They do leave a few clues to their presence though. At this time the smaller male merlin, often called the Jack, will be doing the vast majority of the hunting. He chases down his main prey, meadow pipits, and once he has caught one will return to one of a number of popular plucking posts. These are usually small hillocks among the heather – I have even seen one using the top of an old grouse butt. Here he plucks the dead pipit and leaves tell-tale grey brown feathers lying around, a good clue that you are in an established territory.
Another clue is his call. Once he has plucked the pipit he will take it to his mate and he lets her know he is coming by calling a high pitched ‘kek kek kek’ call. It only happens every two to four hours but if you hear this, keep your eyes peeled. He does not usually take the dead prey straight to the nest, he is presumably a bit nervous of his mate who is quite a bit bigger than him. So, as he calls he leaves it on a prominent hillock and flies off as she approaches. He may now pay a fleeting visit to the nest and look at the eggs or his youngsters, but usually will beat a hasty retreat as his mate flies back.
Over the years I have photographed three merlin pairs at the nest in Derbyshire and helped the BBC film a pair that featured in a natural history series shown a decade or so ago. In all cases the male hardly ever came to the nest, all the work here was carried out by the browner female. During the BBC’s filming at a hide that I had put up for them they were lucky enough to film the pair catching and eating emperor moths.

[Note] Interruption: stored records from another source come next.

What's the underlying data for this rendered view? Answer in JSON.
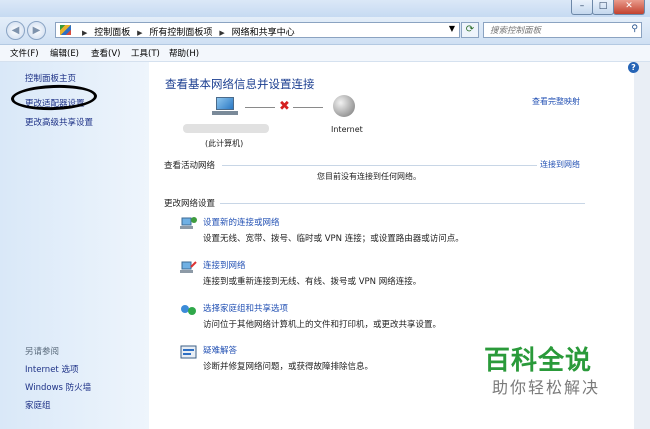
{
  "window": {
    "minimize_label": "–",
    "maximize_label": "□",
    "close_label": "✕"
  },
  "address_bar": {
    "back_icon": "back-arrow-icon",
    "forward_icon": "forward-arrow-icon",
    "breadcrumbs": [
      "控制面板",
      "所有控制面板项",
      "网络和共享中心"
    ],
    "search_placeholder": "搜索控制面板"
  },
  "menu": [
    "文件(F)",
    "编辑(E)",
    "查看(V)",
    "工具(T)",
    "帮助(H)"
  ],
  "sidebar": {
    "items": [
      "控制面板主页",
      "更改适配器设置",
      "更改高级共享设置"
    ],
    "see_also_title": "另请参阅",
    "see_also": [
      "Internet 选项",
      "Windows 防火墙",
      "家庭组"
    ]
  },
  "main": {
    "title": "查看基本网络信息并设置连接",
    "full_map_link": "查看完整映射",
    "computer_label": "(此计算机)",
    "internet_label": "Internet",
    "active_networks_heading": "查看活动网络",
    "connect_link": "连接到网络",
    "no_connection_text": "您目前没有连接到任何网络。",
    "change_settings_heading": "更改网络设置",
    "tasks": [
      {
        "title": "设置新的连接或网络",
        "desc": "设置无线、宽带、拨号、临时或 VPN 连接；或设置路由器或访问点。",
        "icon": "new-connection-icon"
      },
      {
        "title": "连接到网络",
        "desc": "连接到或重新连接到无线、有线、拨号或 VPN 网络连接。",
        "icon": "connect-network-icon"
      },
      {
        "title": "选择家庭组和共享选项",
        "desc": "访问位于其他网络计算机上的文件和打印机，或更改共享设置。",
        "icon": "homegroup-icon"
      },
      {
        "title": "疑难解答",
        "desc": "诊断并修复网络问题，或获得故障排除信息。",
        "icon": "troubleshoot-icon"
      }
    ]
  },
  "watermark": {
    "title": "百科全说",
    "subtitle": "助你轻松解决"
  }
}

I must admit that I was both thrilled and really disappointed at the same time. Thrilled because I could later see it on TV but gutted that I wasn’t there to get shots myself, particularly as I had spent a month of work setting up the opportunity for the camera man.
Derbyshire’s merlins are doing well. There are between 15 and 25 pairs dotted across our heather moorlands. They seem to have favourite moors and even heather banks to nest on. The threats to them are far less than in the past and possibly the biggest threat today is the degradation of heather moorland due to overgrazing by sheep and increasingly, oddly, by red deer.
Gamekeepers burn our moorlands to provide a mosaic of heather of different ages to keep red grouse numbers up. This seems to be increasingly becoming an issue and the idea of ‘re-wilding’ vast areas back to woodlands is growing in popularity. I have mixed feelings here. The burning of moorland and grazing of sheep keeps the moor heather healthy and stops the return of the wood. If we re-wilded and stopped grouse shooting I personally think we might also be saying goodbye to our small but nationally significant population of merlins.
Whilst many of us may never see a wild merlin chase a meadow pipit or hear the shrill ‘kek kek kek’ of its call in spring, I am sure we all love the idea that they are here. At least we do have the choice of spending a spring day lying back in the heather watching one of our best known but seldom observed falcons.